Extracted records Block Start
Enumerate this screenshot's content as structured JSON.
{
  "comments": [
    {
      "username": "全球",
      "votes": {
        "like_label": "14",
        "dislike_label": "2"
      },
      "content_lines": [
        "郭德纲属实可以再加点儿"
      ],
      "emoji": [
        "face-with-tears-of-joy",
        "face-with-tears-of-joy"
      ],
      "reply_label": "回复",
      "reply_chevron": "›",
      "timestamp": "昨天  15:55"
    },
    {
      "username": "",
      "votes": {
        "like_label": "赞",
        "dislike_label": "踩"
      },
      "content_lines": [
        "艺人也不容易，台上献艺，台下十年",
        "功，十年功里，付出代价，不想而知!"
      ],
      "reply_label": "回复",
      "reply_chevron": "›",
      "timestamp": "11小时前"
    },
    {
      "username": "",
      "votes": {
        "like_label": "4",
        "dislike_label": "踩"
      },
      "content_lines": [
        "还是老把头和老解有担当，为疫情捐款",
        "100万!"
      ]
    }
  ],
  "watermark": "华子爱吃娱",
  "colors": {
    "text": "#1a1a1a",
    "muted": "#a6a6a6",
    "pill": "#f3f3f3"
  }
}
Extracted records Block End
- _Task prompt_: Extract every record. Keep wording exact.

- _Reply to the task_:
Enumerate this screenshot's content as structured JSON.
{
  "comments": [
    {
      "username": "全球",
      "votes": {
        "like_label": "14",
        "dislike_label": "2"
      },
      "content_lines": [
        "郭德纲属实可以再加点儿"
      ],
      "emoji": [
        "face-with-tears-of-joy",
        "face-with-tears-of-joy"
      ],
      "reply_label": "回复",
      "reply_chevron": "›",
      "timestamp": "昨天  15:55"
    },
    {
      "username": "",
      "votes": {
        "like_label": "赞",
        "dislike_label": "踩"
      },
      "content_lines": [
        "艺人也不容易，台上献艺，台下十年",
        "功，十年功里，付出代价，不想而知!"
      ],
      "reply_label": "回复",
      "reply_chevron": "›",
      "timestamp": "11小时前"
    },
    {
      "username": "",
      "votes": {
        "like_label": "4",
        "dislike_label": "踩"
      },
      "content_lines": [
        "还是老把头和老解有担当，为疫情捐款",
        "100万!"
      ]
    }
  ],
  "watermark": "华子爱吃娱",
  "colors": {
    "text": "#1a1a1a",
    "muted": "#a6a6a6",
    "pill": "#f3f3f3"
  }
}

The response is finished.